According to Alder's account, the younger men of fighting age were all absent from the village at the time, so only old men, women and children were there. "About noon the village was surprised by the sudden appearance of a body of armed white men who immediately commenced firing upon all they could see. Great consternation and panic ensued, and the inhabitants fled in every direction."

William Crawford would later write in a letter to George Washington: "we got fourteen prisoners, and killed six of the enemy, wounding several more. We got all of their baggage and horses, ten of their guns, and two white prisoners. The plunder sold for four hundred pounds sterling, besides what was returned to a Mohawk Indian who was there."

Mingo elders, it turns out, passed down further details about Crawford's raid, details that many pioneer American historians apparently thought best not to repeat. According to Alder, when the Virginians entered the village, "One Indian woman seized her child of five or six years of age, and rushed down the bank of the [Scioto] river and [swam] across to the wooded island opposite, when she was [then] shot down at the farther bank." The elders told Alder that "the child was unhurt amid the shower of balls, and escaped into the thicket and hid in a large hollow sycamore standing near the middle of the island, where the child was found alive two days afterward when the warriors of the tribe returned."

This massacre at the Forks of the Scioto, in modern-day, downtown Columbus, has largely been wiped off the map of our history books, omitted from our public monuments, and our official historical markers. But, here, not far from the floating monument to Christopher Columbus, is the site of a horrid chapter in American history. Crawford would have hell to pay (or karma would have its way) for these tragic deaths.

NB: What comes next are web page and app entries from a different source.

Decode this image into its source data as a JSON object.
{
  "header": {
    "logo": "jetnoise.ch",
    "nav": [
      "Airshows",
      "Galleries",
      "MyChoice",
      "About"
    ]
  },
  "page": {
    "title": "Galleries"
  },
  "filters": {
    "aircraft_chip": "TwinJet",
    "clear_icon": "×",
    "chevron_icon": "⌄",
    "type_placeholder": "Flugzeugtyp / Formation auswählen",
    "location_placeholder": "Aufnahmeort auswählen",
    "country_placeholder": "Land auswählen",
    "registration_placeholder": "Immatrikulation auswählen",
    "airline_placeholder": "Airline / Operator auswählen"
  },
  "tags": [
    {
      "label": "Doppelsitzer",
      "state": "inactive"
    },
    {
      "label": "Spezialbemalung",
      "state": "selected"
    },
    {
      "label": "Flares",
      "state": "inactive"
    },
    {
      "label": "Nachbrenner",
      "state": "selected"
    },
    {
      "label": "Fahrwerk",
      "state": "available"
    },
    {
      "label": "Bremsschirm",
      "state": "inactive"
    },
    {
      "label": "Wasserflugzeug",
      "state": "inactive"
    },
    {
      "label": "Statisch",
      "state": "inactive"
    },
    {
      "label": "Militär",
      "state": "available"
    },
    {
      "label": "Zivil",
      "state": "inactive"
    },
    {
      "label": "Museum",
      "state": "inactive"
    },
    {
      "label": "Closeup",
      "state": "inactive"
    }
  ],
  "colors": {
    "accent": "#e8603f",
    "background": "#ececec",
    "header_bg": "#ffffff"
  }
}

His actions here, along with another more infamous massacre at Gnadenhütten, when Americans killed 96 peaceful men, women, and children, would contribute to his own horrific death in June of 1782. After having been captured by Indian warriors in northern Ohio, Crawford (who had not actually been at Gnadenhütten) would be burnt at the stake, his torture and death revenge for Salt-Lick Town and the more recent American atrocities at Gnadenhütten.


Jean Backs, "Jonathan Alder - A Man of Two Worlds" Ohio State Parks Magazine (Fall/Winter 2004).

C. W. Butterfield, ed., "Crawford to Washington, 14 November 1774," in The Washington-Crawford Letters, being the Correspondence Between George Washington and William Crawford, from 1767-1781, on Western Lands (Cincinnati: Robert Clarke & Co., 1877), 54-57.

Alfred E. Lee, History of the City of Columbus, Capital of Ohio (New York & Chicago: Munsell & Company, 1892).

Larry L. Nelson, ed. A History of Jonathan Alder: His Captivity and Life with the Indians (Akron: University of Akron Press, 2002).

William Henry Smith, ed., "Arthur St. Clair to Governor Penn, 4 December 1774," in The St. Clair Papers: The Life and Public Services of Arthur St. Clair (Cincinnati: Robert Clark & Co., 1882), 347-350.